slathering fans supporters to know that too. The higher they build you up, the longer and harder the fall you may be in for. Just remember, Obama is a man, not a messiah. I think he stands to be a better president than most we’ve had in my lifetime. But let’s keep our heads, and stay realistic. Today’s excitement aside, tomorrow we’re back to workaday. There’s a big job ahead.
Good luck, Mr. President.
Everyone is bitching about Barack Obama’s ill-advised choice to ask pop-pastor Rick Warren to deliver the invocation at his inauguration. I agree. Bad move, bad choice, total pandering. Warren talks a moderate game, but his views are not basically less conservative than the more blustery evangelicals out there. Warren’s support of Proposition 8 (aka Proposition H8) in California last month sends a message to the gay community that this supposedly liberal new president may not necessarily be as friendly to their concerns as one might think.
I know that Obama and Warren likely don’t see eye to eye on every single issue, and gay rights may be one of those issues. But you know, the company you keep says a lot about you. You’d think Obama might have learned a lesson about dubious religious affiliations earlier this year, what with all the flap about Wright. But maybe not. This could just be show business and not an indicator of how Obama’s first term will play out in the big picture.
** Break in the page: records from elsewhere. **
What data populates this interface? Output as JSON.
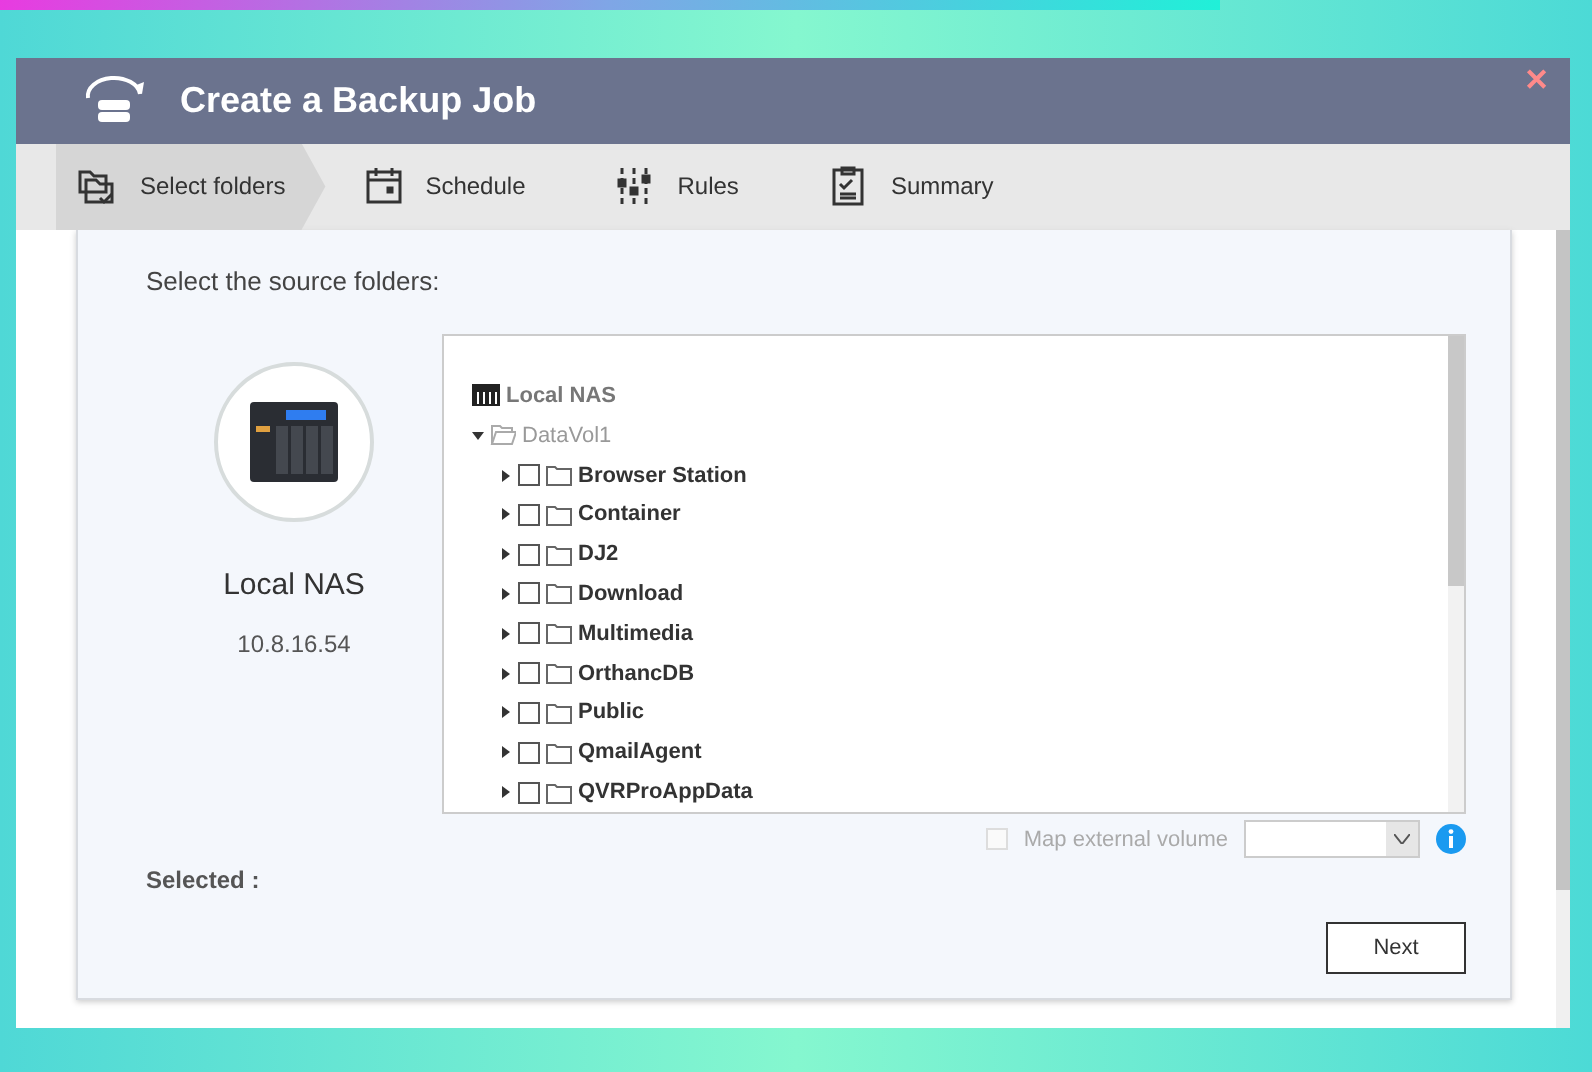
{
  "window": {
    "title": "Create a Backup Job",
    "close": "✕"
  },
  "steps": [
    {
      "label": "Select folders",
      "kind": "folders",
      "selected": true
    },
    {
      "label": "Schedule",
      "kind": "calendar",
      "selected": false
    },
    {
      "label": "Rules",
      "kind": "sliders",
      "selected": false
    },
    {
      "label": "Summary",
      "kind": "clipboard",
      "selected": false
    }
  ],
  "heading": "Select the source folders:",
  "device": {
    "name": "Local NAS",
    "address": "10.8.16.54"
  },
  "tree": {
    "label": "Local NAS",
    "children": [
      {
        "label": "DataVol1",
        "expanded": true,
        "children": [
          {
            "label": "Browser Station",
            "checked": false
          },
          {
            "label": "Container",
            "checked": false
          },
          {
            "label": "DJ2",
            "checked": false
          },
          {
            "label": "Download",
            "checked": false
          },
          {
            "label": "Multimedia",
            "checked": false
          },
          {
            "label": "OrthancDB",
            "checked": false
          },
          {
            "label": "Public",
            "checked": false
          },
          {
            "label": "QmailAgent",
            "checked": false
          },
          {
            "label": "QVRProAppData",
            "checked": false
          }
        ]
      }
    ]
  },
  "map_external": {
    "label": "Map external volume",
    "checked": false,
    "disabled": true
  },
  "selected_label": "Selected :",
  "buttons": [
    "Next"
  ]
}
But…it does seem as if Obama will bear watching. We shouldn’t take him for granted, as many of his supporters have done, as some great progressive “messiah” who will usher in a new golden age in America, not just yet.